soul and sense together open here,

the nerve: insert. Localized

interior. My room looks west, and north;

late day's gray veneer aroused by breeze.

Months pass, moth-filled and uncontained,

since we slipped through ovals in San Marco's

dormer cells, looking down through glass to see

back towards black mountains' robed retreat,

blue fields, hands floating out of time.

It was neither mystical nor real, but it was both.

A thin lather of rain fell last night.

I woke at four again and listened to first birdcalls swerve

along the eaves. Voices scored for feeling

and depth: tassled, metallic rows of rants

unravel meridians. Immediate, unmediated world.

The talk here's about sacrifice--

Who would give up body first, who mind.

I try not to be seen or heard, though apparently

all we want is to be found.


Risen chambers along twigs of black gum,

butternut: buttercup playing Camaldoli's

forest floor. I held one to your chin, silence

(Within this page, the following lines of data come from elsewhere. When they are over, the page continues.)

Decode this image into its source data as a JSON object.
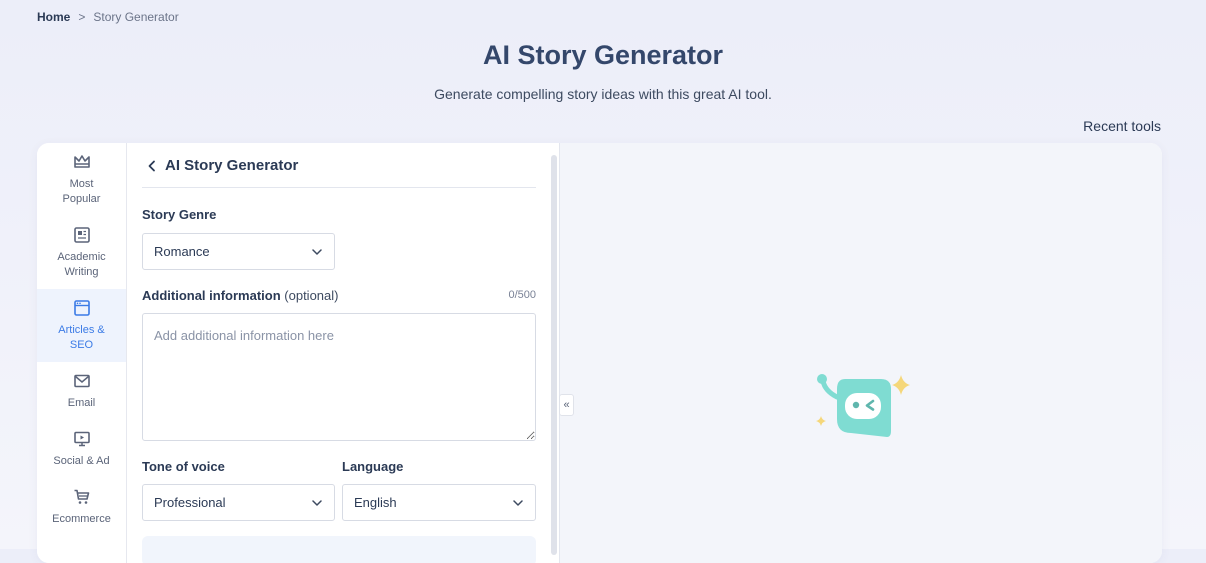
{
  "breadcrumb": {
    "home": "Home",
    "separator": ">",
    "current": "Story Generator"
  },
  "header": {
    "title": "AI Story Generator",
    "subtitle": "Generate compelling story ideas with this great AI tool."
  },
  "recent_tools": "Recent tools",
  "sidebar": {
    "items": [
      {
        "label": "Most\nPopular",
        "icon": "crown-icon",
        "active": false
      },
      {
        "label": "Academic\nWriting",
        "icon": "newspaper-icon",
        "active": false
      },
      {
        "label": "Articles &\nSEO",
        "icon": "browser-window-icon",
        "active": true
      },
      {
        "label": "Email",
        "icon": "envelope-icon",
        "active": false
      },
      {
        "label": "Social & Ad",
        "icon": "monitor-play-icon",
        "active": false
      },
      {
        "label": "Ecommerce",
        "icon": "shopping-cart-icon",
        "active": false
      }
    ]
  },
  "form": {
    "tool_title": "AI Story Generator",
    "genre": {
      "label": "Story Genre",
      "value": "Romance"
    },
    "additional": {
      "label": "Additional information",
      "optional": "(optional)",
      "counter": "0/500",
      "placeholder": "Add additional information here"
    },
    "tone": {
      "label": "Tone of voice",
      "value": "Professional"
    },
    "language": {
      "label": "Language",
      "value": "English"
    }
  },
  "preview": {
    "collapse_icon": "«"
  },
  "colors": {
    "accent": "#3b7be6",
    "robot": "#7fdcd2",
    "sparkle": "#f5d77a"
  }
}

stretching light's expanse between us. Measured

rhythms, equilibriums: that the shapes might

fit; mass to rhapsodic mass, vein to leaf, leaf

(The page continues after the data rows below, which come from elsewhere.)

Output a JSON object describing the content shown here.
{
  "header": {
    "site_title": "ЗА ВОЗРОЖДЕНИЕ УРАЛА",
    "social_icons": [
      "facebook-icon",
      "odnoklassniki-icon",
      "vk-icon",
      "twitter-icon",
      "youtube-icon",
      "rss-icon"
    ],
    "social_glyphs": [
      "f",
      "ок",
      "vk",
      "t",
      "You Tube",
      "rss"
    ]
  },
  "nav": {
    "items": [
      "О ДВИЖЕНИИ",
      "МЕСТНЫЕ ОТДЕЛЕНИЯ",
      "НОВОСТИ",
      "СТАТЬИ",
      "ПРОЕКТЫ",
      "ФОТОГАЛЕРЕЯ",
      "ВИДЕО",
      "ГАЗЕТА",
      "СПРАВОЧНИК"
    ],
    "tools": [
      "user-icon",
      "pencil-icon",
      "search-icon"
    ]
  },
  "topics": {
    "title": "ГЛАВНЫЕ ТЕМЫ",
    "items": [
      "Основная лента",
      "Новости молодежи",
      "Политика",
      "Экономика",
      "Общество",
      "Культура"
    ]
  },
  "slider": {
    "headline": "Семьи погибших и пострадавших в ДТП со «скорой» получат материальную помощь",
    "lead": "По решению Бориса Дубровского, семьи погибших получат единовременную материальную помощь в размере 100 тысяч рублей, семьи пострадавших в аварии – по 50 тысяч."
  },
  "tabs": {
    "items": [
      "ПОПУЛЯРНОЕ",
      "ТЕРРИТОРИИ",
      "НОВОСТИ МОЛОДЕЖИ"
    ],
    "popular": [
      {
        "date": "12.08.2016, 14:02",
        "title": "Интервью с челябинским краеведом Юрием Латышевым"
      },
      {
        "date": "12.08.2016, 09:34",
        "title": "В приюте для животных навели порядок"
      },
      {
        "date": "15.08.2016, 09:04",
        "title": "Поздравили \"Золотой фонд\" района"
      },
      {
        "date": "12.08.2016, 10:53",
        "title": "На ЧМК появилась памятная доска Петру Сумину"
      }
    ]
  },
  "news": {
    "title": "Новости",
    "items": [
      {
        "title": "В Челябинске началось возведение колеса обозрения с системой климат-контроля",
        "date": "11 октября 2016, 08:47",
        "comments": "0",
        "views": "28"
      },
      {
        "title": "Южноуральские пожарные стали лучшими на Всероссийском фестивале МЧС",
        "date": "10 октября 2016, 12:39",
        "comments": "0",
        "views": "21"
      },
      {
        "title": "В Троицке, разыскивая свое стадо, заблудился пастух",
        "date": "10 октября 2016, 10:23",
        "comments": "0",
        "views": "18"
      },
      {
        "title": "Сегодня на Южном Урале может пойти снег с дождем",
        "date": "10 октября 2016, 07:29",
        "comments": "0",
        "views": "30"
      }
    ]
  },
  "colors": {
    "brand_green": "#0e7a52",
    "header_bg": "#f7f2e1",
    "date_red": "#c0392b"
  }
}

to branch; error to its thought; that in the symmetry

between hand and touch we might find not just relief.

I've lost track of how I've hurt you.

Out of stone huts hermits emerge

like mist's cargo, dissolve without blundering

into air. They'll come down the mountain

in old age. We watch from outside the gate--

Smoke curls skyward--


And darkness corked by light.

In this night scene the first bridge, built

out of the first man's mouth, makes the world make

sense. One theory says God fell in love and in letting go: matter. Between death and dream breath's vanishing,

the broken parts, bring us back to each other--

erasures, secco-frescoed molecules--

malachite, ultramarine, lead tin yellow,

flaking with time, vine black triangles

where a branch once held the tree trembling in place.



Meditations on writers’ conferences, Schlesinger Jr. on America, an Auden poem.

May 15, 2014

We published some of his earliest poems as well as his great 1964 essay on Sonny Liston vs. Cassius Clay.

January 11, 2014

How do you rhyme “Obama” with “Yokahama”?

December 16, 2012

Todd Akin, Mitt Romney and Paul Ryan all have me thinking of June Jordan’s great “Poem about My Rights.”

August 22, 2012

A poet passionately engaged with writing and politics, she said "art means nothing if it simply decorates the dinner table of the power which holds it hostage."

March 28, 2012

If the great Hiroshima novel remains unwritten, a number of major poets have written brilliantly on nuclear concerns.

August 16, 2011